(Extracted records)
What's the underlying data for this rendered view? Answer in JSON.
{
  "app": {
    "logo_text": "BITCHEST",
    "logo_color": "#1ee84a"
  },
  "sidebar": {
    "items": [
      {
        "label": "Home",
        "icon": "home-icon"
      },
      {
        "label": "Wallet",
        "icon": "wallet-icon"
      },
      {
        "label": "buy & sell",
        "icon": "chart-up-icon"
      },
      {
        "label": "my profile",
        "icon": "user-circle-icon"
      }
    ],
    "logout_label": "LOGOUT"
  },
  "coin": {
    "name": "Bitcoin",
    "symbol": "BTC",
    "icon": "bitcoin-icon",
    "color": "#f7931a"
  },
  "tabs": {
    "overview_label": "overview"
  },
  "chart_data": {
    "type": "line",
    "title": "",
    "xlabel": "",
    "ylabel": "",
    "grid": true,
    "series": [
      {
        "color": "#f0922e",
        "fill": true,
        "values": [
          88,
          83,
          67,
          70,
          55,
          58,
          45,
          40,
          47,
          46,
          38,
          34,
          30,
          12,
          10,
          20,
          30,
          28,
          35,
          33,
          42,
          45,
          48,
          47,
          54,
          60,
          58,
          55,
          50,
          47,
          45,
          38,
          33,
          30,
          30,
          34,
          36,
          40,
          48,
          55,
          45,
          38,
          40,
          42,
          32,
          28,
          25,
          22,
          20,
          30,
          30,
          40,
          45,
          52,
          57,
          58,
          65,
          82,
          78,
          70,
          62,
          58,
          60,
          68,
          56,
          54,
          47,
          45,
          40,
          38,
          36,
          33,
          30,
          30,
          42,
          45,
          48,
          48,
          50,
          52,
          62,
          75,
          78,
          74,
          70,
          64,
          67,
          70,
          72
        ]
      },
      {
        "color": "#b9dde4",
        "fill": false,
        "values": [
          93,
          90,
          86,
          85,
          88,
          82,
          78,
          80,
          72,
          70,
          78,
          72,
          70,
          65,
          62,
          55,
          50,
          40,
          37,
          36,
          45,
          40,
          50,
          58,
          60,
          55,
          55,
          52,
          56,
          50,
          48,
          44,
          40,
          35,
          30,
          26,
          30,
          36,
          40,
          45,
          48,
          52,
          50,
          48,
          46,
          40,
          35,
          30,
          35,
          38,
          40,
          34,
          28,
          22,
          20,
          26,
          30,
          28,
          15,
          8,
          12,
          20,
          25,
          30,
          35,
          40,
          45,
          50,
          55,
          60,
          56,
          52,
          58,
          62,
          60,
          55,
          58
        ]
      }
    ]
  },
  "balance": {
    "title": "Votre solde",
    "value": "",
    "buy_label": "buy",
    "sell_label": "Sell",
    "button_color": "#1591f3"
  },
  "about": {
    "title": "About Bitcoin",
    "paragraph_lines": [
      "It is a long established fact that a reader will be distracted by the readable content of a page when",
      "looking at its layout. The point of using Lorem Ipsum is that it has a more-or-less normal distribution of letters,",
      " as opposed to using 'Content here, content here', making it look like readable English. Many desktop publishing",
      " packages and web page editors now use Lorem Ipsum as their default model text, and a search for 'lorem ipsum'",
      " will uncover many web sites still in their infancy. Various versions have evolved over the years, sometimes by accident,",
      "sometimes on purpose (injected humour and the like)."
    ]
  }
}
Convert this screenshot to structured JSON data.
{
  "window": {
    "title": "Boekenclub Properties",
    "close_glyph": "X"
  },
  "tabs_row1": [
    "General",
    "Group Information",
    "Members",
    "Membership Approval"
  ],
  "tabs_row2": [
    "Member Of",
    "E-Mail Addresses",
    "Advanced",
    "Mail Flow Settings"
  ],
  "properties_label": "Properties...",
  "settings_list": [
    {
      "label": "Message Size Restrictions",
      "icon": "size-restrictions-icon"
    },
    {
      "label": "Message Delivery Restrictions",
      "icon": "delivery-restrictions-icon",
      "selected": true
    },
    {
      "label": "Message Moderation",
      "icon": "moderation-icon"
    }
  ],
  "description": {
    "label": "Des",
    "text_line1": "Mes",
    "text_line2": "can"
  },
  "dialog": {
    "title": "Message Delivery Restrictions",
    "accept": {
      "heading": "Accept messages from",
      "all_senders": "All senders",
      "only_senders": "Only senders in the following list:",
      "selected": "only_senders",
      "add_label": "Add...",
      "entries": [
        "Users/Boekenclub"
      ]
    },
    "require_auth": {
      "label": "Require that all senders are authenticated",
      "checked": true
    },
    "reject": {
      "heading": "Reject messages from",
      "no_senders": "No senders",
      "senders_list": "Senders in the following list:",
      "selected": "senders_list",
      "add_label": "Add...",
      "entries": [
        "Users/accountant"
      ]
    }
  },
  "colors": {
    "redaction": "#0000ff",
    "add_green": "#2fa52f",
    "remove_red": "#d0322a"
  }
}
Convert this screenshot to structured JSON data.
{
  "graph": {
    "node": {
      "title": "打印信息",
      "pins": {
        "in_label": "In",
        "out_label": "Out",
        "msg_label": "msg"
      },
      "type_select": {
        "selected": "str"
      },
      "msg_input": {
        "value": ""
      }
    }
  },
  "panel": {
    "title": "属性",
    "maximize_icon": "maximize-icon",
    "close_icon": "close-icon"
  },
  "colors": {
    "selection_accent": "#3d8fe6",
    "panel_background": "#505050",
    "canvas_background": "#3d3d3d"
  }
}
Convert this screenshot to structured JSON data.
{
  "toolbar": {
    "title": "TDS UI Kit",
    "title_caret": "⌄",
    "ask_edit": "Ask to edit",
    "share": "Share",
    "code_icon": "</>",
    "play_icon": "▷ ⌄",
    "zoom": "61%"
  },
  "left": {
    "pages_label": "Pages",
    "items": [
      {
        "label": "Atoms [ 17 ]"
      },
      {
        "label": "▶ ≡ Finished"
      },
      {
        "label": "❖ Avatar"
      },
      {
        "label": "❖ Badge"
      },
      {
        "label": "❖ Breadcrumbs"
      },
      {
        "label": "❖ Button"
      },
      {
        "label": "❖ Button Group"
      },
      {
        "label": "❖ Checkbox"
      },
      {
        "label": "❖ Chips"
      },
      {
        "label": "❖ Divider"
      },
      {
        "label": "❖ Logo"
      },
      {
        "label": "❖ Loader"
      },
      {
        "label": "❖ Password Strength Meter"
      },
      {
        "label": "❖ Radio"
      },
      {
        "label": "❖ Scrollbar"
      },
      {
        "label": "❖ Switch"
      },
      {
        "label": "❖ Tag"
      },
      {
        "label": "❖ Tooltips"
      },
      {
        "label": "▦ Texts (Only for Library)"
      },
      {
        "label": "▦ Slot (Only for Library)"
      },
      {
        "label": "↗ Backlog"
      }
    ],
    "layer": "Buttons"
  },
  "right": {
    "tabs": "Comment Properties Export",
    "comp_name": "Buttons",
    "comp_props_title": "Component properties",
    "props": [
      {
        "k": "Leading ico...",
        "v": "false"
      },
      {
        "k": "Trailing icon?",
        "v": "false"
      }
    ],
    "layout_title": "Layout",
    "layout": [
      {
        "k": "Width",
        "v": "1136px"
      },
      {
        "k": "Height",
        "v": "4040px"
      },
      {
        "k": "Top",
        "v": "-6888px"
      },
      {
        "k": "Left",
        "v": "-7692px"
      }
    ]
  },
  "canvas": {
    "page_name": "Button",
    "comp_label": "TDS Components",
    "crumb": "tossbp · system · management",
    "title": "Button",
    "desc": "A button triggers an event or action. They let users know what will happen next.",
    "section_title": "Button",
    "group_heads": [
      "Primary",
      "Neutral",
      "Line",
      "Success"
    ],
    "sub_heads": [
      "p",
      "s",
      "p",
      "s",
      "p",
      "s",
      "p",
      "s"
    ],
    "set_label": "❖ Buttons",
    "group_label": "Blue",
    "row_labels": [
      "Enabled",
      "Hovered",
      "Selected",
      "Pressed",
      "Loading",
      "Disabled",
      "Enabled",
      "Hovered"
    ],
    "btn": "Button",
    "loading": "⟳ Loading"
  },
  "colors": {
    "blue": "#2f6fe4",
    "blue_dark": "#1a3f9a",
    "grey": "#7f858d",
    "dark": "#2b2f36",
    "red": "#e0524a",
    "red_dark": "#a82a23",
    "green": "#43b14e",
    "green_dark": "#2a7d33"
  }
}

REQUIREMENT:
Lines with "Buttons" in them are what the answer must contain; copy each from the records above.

WRITTEN RESPONSE:
    "layer": "Buttons"
    "comp_name": "Buttons",
    "set_label": "❖ Buttons",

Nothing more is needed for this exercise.